** Opening SUPPLIED DATA block **

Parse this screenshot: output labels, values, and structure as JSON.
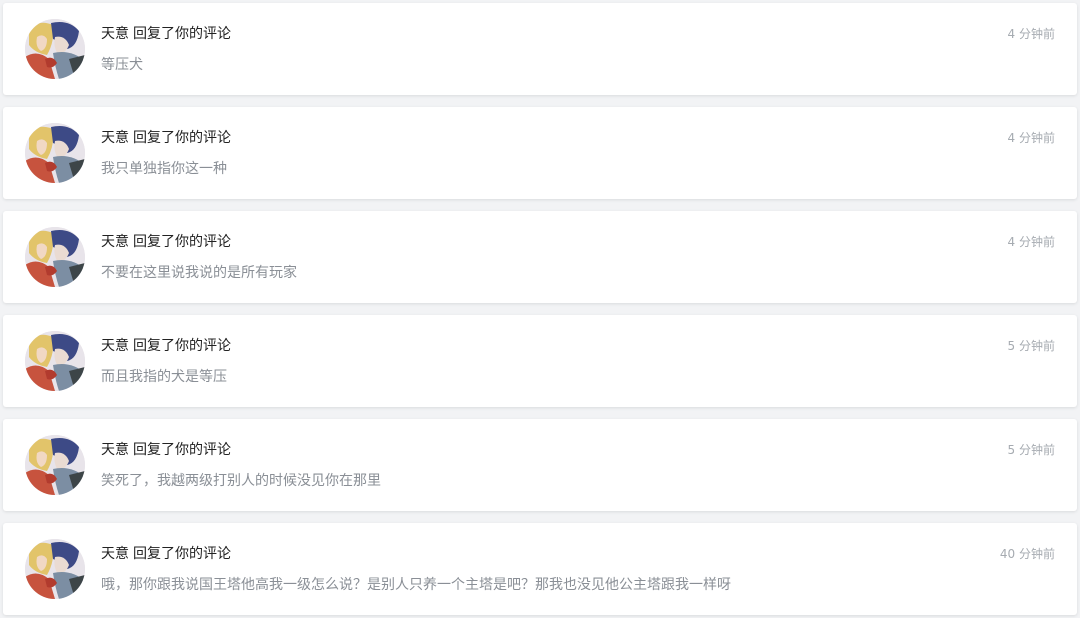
{
  "notifications": [
    {
      "user": "天意",
      "action": "回复了你的评论",
      "content": "等压犬",
      "time": "4 分钟前"
    },
    {
      "user": "天意",
      "action": "回复了你的评论",
      "content": "我只单独指你这一种",
      "time": "4 分钟前"
    },
    {
      "user": "天意",
      "action": "回复了你的评论",
      "content": "不要在这里说我说的是所有玩家",
      "time": "4 分钟前"
    },
    {
      "user": "天意",
      "action": "回复了你的评论",
      "content": "而且我指的犬是等压",
      "time": "5 分钟前"
    },
    {
      "user": "天意",
      "action": "回复了你的评论",
      "content": "笑死了，我越两级打别人的时候没见你在那里",
      "time": "5 分钟前"
    },
    {
      "user": "天意",
      "action": "回复了你的评论",
      "content": "哦，那你跟我说国王塔他高我一级怎么说？是别人只养一个主塔是吧？那我也没见他公主塔跟我一样呀",
      "time": "40 分钟前"
    }
  ]
}
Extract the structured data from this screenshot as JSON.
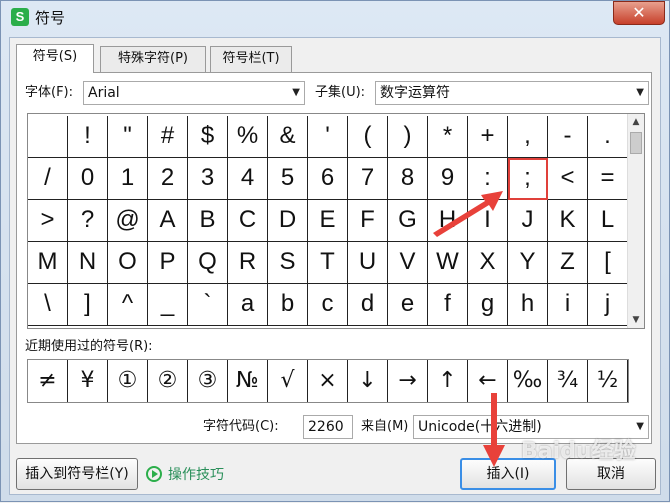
{
  "window": {
    "title": "符号",
    "app_icon_letter": "S",
    "close_symbol": "✕"
  },
  "tabs": [
    {
      "label": "符号(S)",
      "active": true
    },
    {
      "label": "特殊字符(P)",
      "active": false
    },
    {
      "label": "符号栏(T)",
      "active": false
    }
  ],
  "font": {
    "label": "字体(F):",
    "value": "Arial"
  },
  "subset": {
    "label": "子集(U):",
    "value": "数字运算符"
  },
  "symbol_grid": {
    "rows": [
      [
        "",
        "!",
        "\"",
        "#",
        "$",
        "%",
        "&",
        "'",
        "(",
        ")",
        "*",
        "+",
        ",",
        "-",
        "."
      ],
      [
        "/",
        "0",
        "1",
        "2",
        "3",
        "4",
        "5",
        "6",
        "7",
        "8",
        "9",
        ":",
        ";",
        "<",
        "="
      ],
      [
        ">",
        "?",
        "@",
        "A",
        "B",
        "C",
        "D",
        "E",
        "F",
        "G",
        "H",
        "I",
        "J",
        "K",
        "L"
      ],
      [
        "M",
        "N",
        "O",
        "P",
        "Q",
        "R",
        "S",
        "T",
        "U",
        "V",
        "W",
        "X",
        "Y",
        "Z",
        "["
      ],
      [
        "\\",
        "]",
        "^",
        "_",
        "`",
        "a",
        "b",
        "c",
        "d",
        "e",
        "f",
        "g",
        "h",
        "i",
        "j"
      ]
    ],
    "selected": {
      "row": 1,
      "col": 12
    }
  },
  "recent": {
    "label": "近期使用过的符号(R):",
    "symbols": [
      "≠",
      "¥",
      "①",
      "②",
      "③",
      "№",
      "√",
      "×",
      "↓",
      "→",
      "↑",
      "←",
      "‰",
      "¾",
      "½"
    ]
  },
  "char_code": {
    "label": "字符代码(C):",
    "value": "2260"
  },
  "from": {
    "label": "来自(M)",
    "value": "Unicode(十六进制)"
  },
  "buttons": {
    "insert_to_bar": "插入到符号栏(Y)",
    "tips": "操作技巧",
    "insert": "插入(I)",
    "cancel": "取消"
  },
  "watermark": "Baidu经验",
  "colors": {
    "annotation": "#e8413a",
    "accent": "#3a8ee6",
    "brand": "#2bae4a"
  }
}
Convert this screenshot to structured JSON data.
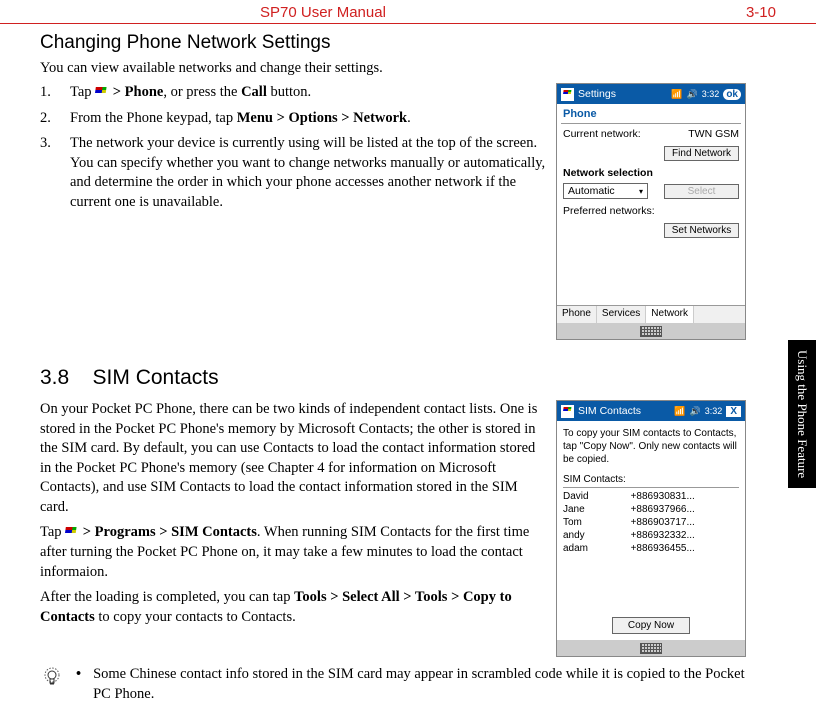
{
  "header": {
    "title": "SP70 User Manual",
    "page": "3-10"
  },
  "sidetab": "Using the Phone Feature",
  "section1": {
    "title": "Changing Phone Network Settings",
    "intro": "You can view available networks and change their settings.",
    "steps": {
      "s1a": "Tap ",
      "s1b": " > Phone",
      "s1c": ", or press the ",
      "s1d": "Call",
      "s1e": " button.",
      "s2a": "From the Phone keypad, tap ",
      "s2b": "Menu > Options > Network",
      "s2c": ".",
      "s3": "The network your device is currently using will be listed at the top of the screen. You can specify whether you want to change networks manually or automatically, and determine the order in which your phone accesses another network if the current one is unavailable."
    },
    "mock": {
      "title": "Settings",
      "time": "3:32",
      "ok": "ok",
      "header": "Phone",
      "current_label": "Current network:",
      "current_value": "TWN GSM",
      "find_btn": "Find Network",
      "netsel_label": "Network selection",
      "auto": "Automatic",
      "select_btn": "Select",
      "pref_label": "Preferred networks:",
      "setnet_btn": "Set Networks",
      "tabs": [
        "Phone",
        "Services",
        "Network"
      ]
    }
  },
  "section2": {
    "number": "3.8",
    "title": "SIM Contacts",
    "p1": "On your Pocket PC Phone, there can be two kinds of independent contact lists. One is stored in the Pocket PC Phone's memory by Microsoft Contacts; the other is stored in the SIM card. By default, you can use Contacts to load the contact information stored in the Pocket PC Phone's memory (see Chapter 4 for information on Microsoft Contacts), and use SIM Contacts to load the contact information stored in the SIM card.",
    "p2a": "Tap ",
    "p2b": " > Programs > SIM Contacts",
    "p2c": ". When running SIM Contacts for the first time after turning the Pocket PC Phone on, it may take a few minutes to load the contact informaion.",
    "p3a": "After the loading is completed, you can tap ",
    "p3b": "Tools > Select All > Tools > Copy to Contacts",
    "p3c": " to copy your contacts to Contacts.",
    "mock": {
      "title": "SIM Contacts",
      "time": "3:32",
      "msg": "To copy your SIM contacts to Contacts, tap \"Copy Now\". Only new contacts will be copied.",
      "listlabel": "SIM Contacts:",
      "contacts": [
        {
          "name": "David",
          "num": "+886930831..."
        },
        {
          "name": "Jane",
          "num": "+886937966..."
        },
        {
          "name": "Tom",
          "num": "+886903717..."
        },
        {
          "name": "andy",
          "num": "+886932332..."
        },
        {
          "name": "adam",
          "num": "+886936455..."
        }
      ],
      "copy_btn": "Copy Now"
    }
  },
  "note": {
    "bullet": "•",
    "text": "Some Chinese contact info stored in the SIM card may appear in scrambled code while it is copied to the Pocket PC Phone."
  }
}
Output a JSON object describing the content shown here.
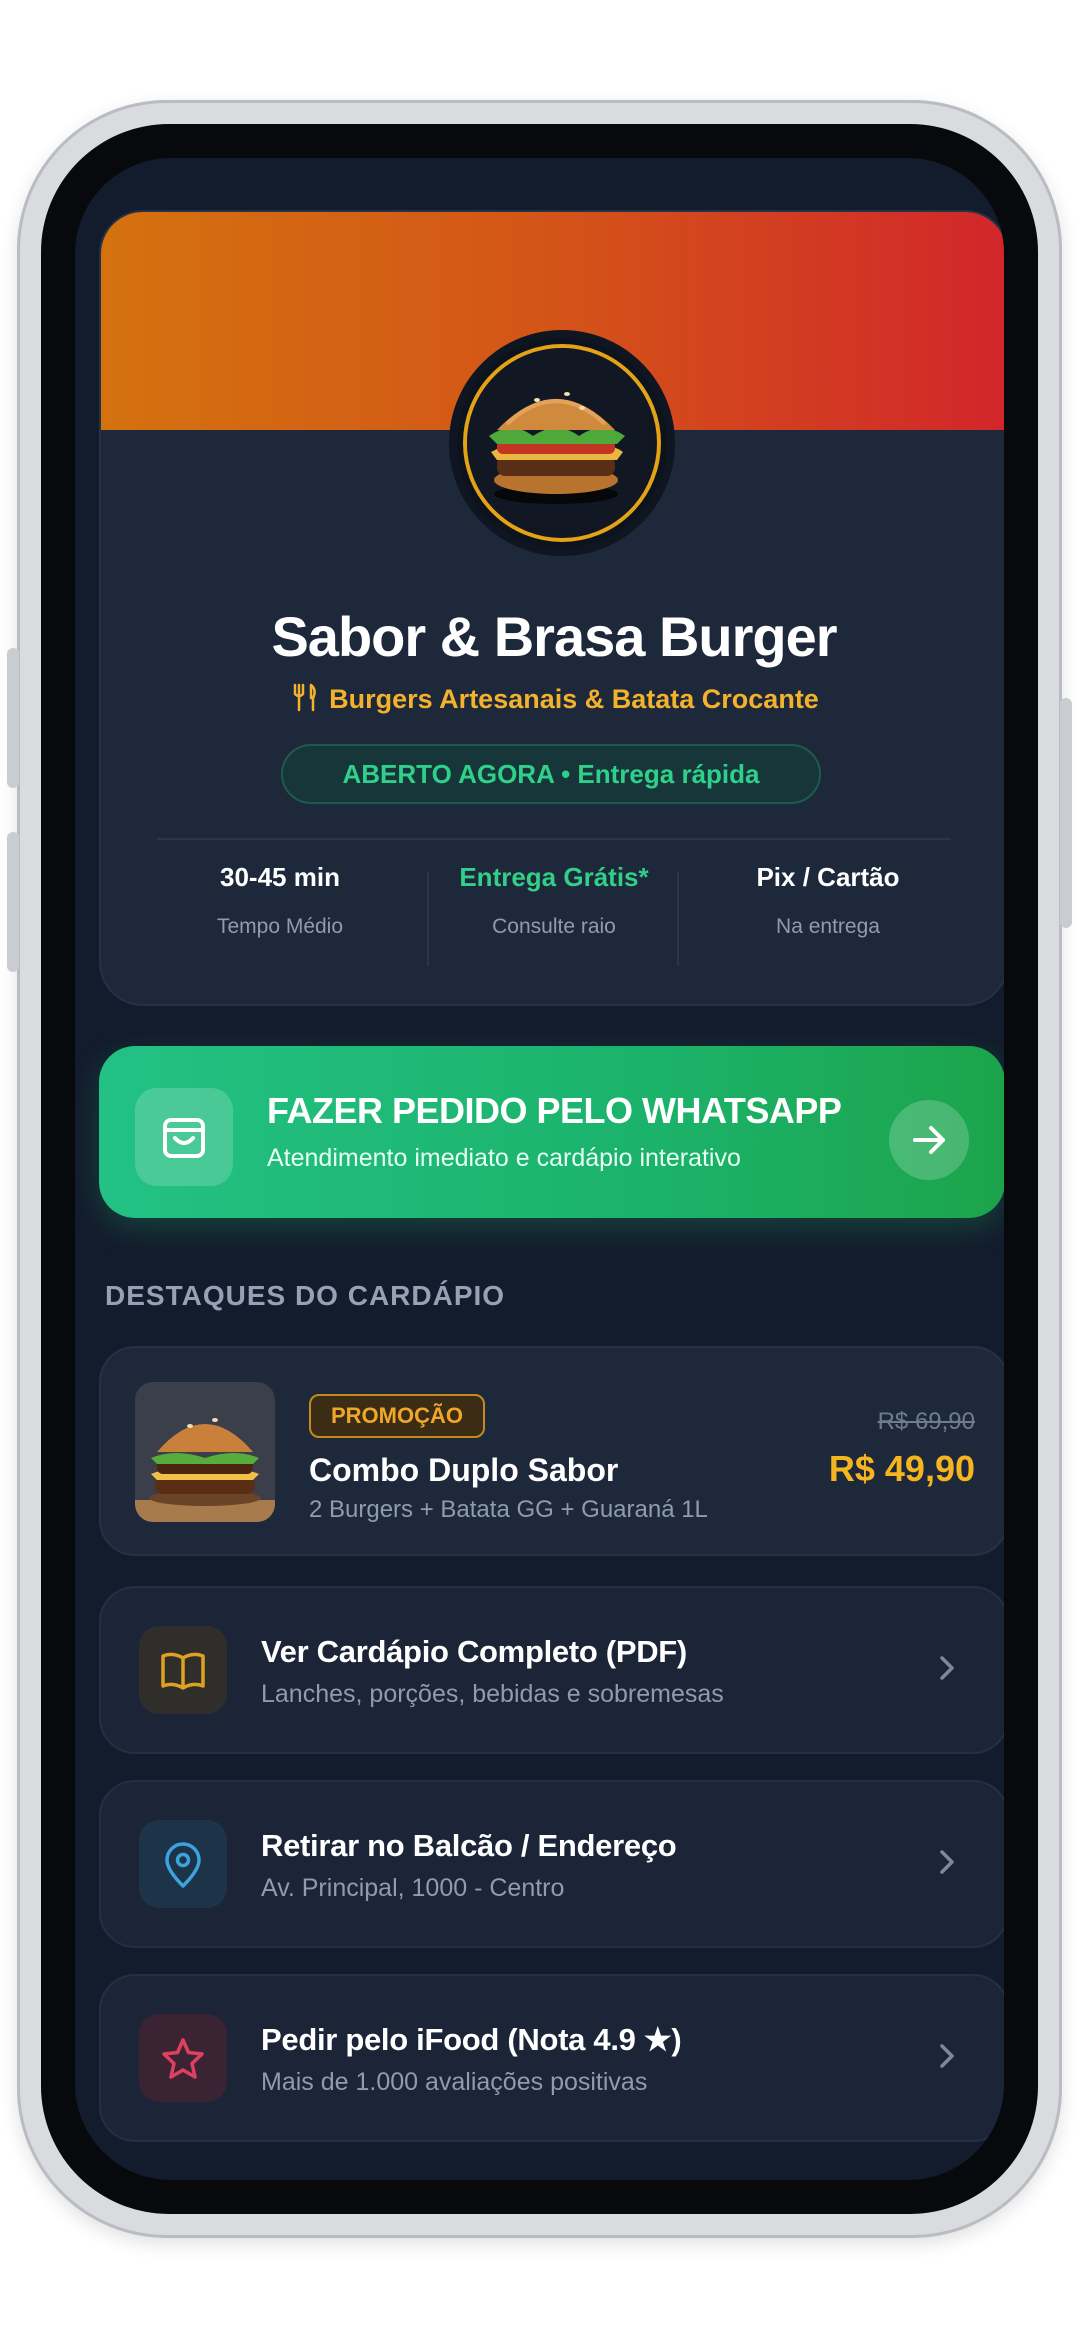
{
  "profile": {
    "name": "Sabor & Brasa Burger",
    "tagline": "Burgers Artesanais & Batata Crocante",
    "status": "ABERTO AGORA • Entrega rápida",
    "stats": [
      {
        "value": "30-45 min",
        "label": "Tempo Médio",
        "color": "#ffffff"
      },
      {
        "value": "Entrega Grátis*",
        "label": "Consulte raio",
        "color": "#31cf88"
      },
      {
        "value": "Pix / Cartão",
        "label": "Na entrega",
        "color": "#ffffff"
      }
    ]
  },
  "cta": {
    "title": "FAZER PEDIDO PELO WHATSAPP",
    "subtitle": "Atendimento imediato e cardápio interativo"
  },
  "section": {
    "highlights_label": "DESTAQUES DO CARDÁPIO"
  },
  "promo": {
    "badge": "PROMOÇÃO",
    "title": "Combo Duplo Sabor",
    "description": "2 Burgers + Batata GG + Guaraná 1L",
    "old_price": "R$ 69,90",
    "price": "R$ 49,90"
  },
  "links": [
    {
      "title": "Ver Cardápio Completo (PDF)",
      "subtitle": "Lanches, porções, bebidas e sobremesas",
      "icon": "book-icon",
      "accent": "#e0a020"
    },
    {
      "title": "Retirar no Balcão / Endereço",
      "subtitle": "Av. Principal, 1000 - Centro",
      "icon": "map-pin-icon",
      "accent": "#3ba3e0"
    },
    {
      "title": "Pedir pelo iFood (Nota 4.9 ★)",
      "subtitle": "Mais de 1.000 avaliações positivas",
      "icon": "star-icon",
      "accent": "#e04060"
    }
  ],
  "colors": {
    "accent_orange": "#d4720f",
    "accent_red": "#d1262a",
    "whatsapp_green": "#1bb36b",
    "price_yellow": "#f6b51f"
  }
}
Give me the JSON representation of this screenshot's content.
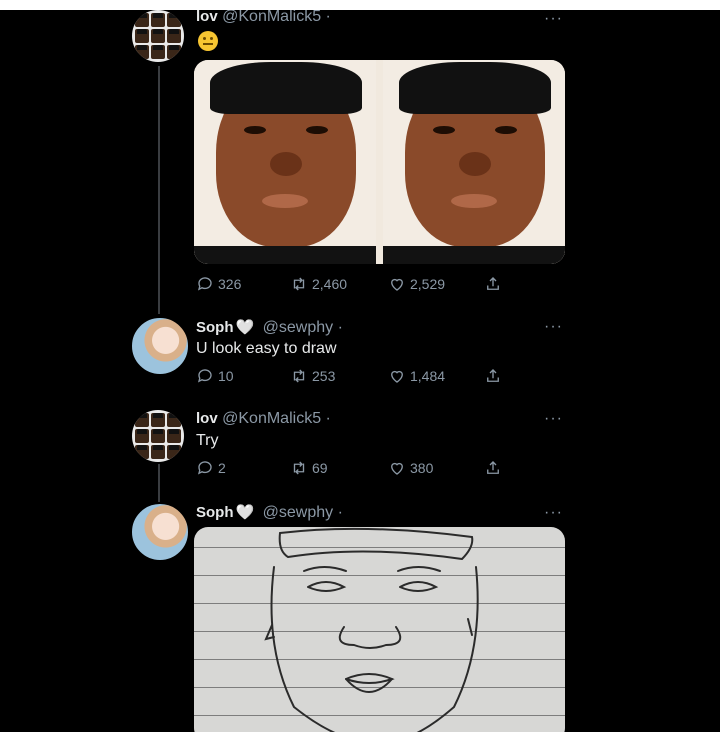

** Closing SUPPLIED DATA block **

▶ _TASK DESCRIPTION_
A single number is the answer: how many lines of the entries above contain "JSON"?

▶ _SOLUTION FOR THIS TASK_
5